When it comes to floating houses, we have witnessed quite a few innovative conceptions ranging from groovy pizzerias to submerged villas. However, this time around, sustainable technology is brought into the ‘romanticized’ mix of living on the sea – with the so-named Floatwing. Envisaged as a floating getaway for couples, the self sufficient habitat was created by Portuguese firm Friday, with their focus on low-carbon footprint and solar power. These green credentials are complemented on the user level with incorporation of nifty spatial elements.

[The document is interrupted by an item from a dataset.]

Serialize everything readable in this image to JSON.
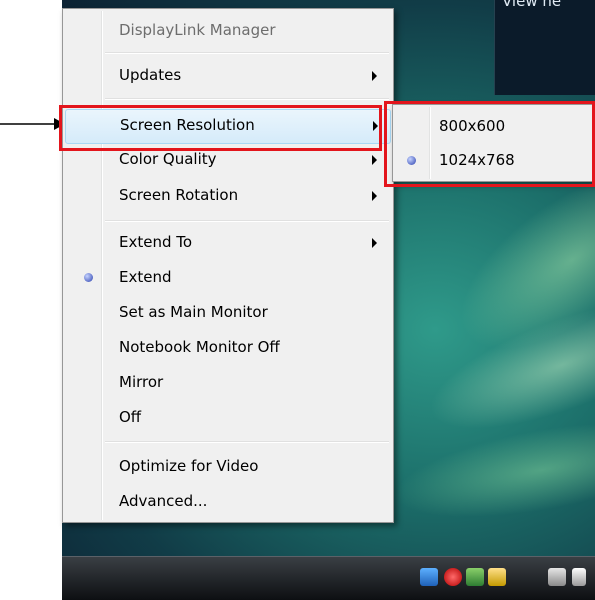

In commercial terms, the company offers four variant models of Floatwing (areas ranging from 60 sq m to 108 sq m), each with different degrees of on-board features. And, since we have been harping about the ‘green’ side of affairs, the best model among these makes a valiant case for a self-sustaining habitat. To that end, this Floatwing is powered by solar energy, while boasting an advanced waste-water treatment plant and fuel storage capacity. These sustainable aspects are accompanied by what have been described as the designers as ‘low environmentally impactful materials’.
Now as for the spatial layout of this floating house, the Floatwing is divided into two levels, with the lower level accounting for most of the user-circulation zones, and the accessible upper level/deck posing as the roof. The lower volume sheltered by glass-clad facades, comprises a kitchen, wine cellar, and zero to three bedrooms (presumably depending on the model) – all of which are further complemented by an heat pump and AC generator. On the other hand, the upper level with its accessible deck, consists of a barbecuing area – thus alluding to a romantic recreational space.
Interestingly, in spite of so many varied spatial components, the core design of the Floatwing is modular in nature. In other words, the entire floating house can disassembled and packed into just two shipping containers and delivered anywhere on our planet. And in case you are wondering, the entire habitat can be ‘launched’ into the sea by simply steering it with the aid of two outboard motors that allow for max speed of three knots, or 5.6 km/hr (or 3.4 miles/hr).
And lastly, the ‘piece de resistance’ of the Floatwing arguably pertains to its ambit of self-sufficiency. In that regard, the floating house can sustain itself for a week without any aid from external power sources. This incredible aspect is bolstered by the habitat’s capacity to self-generate 80 percent of its annual energy needs (that increases to a whopping 100 percent when calculated for six months).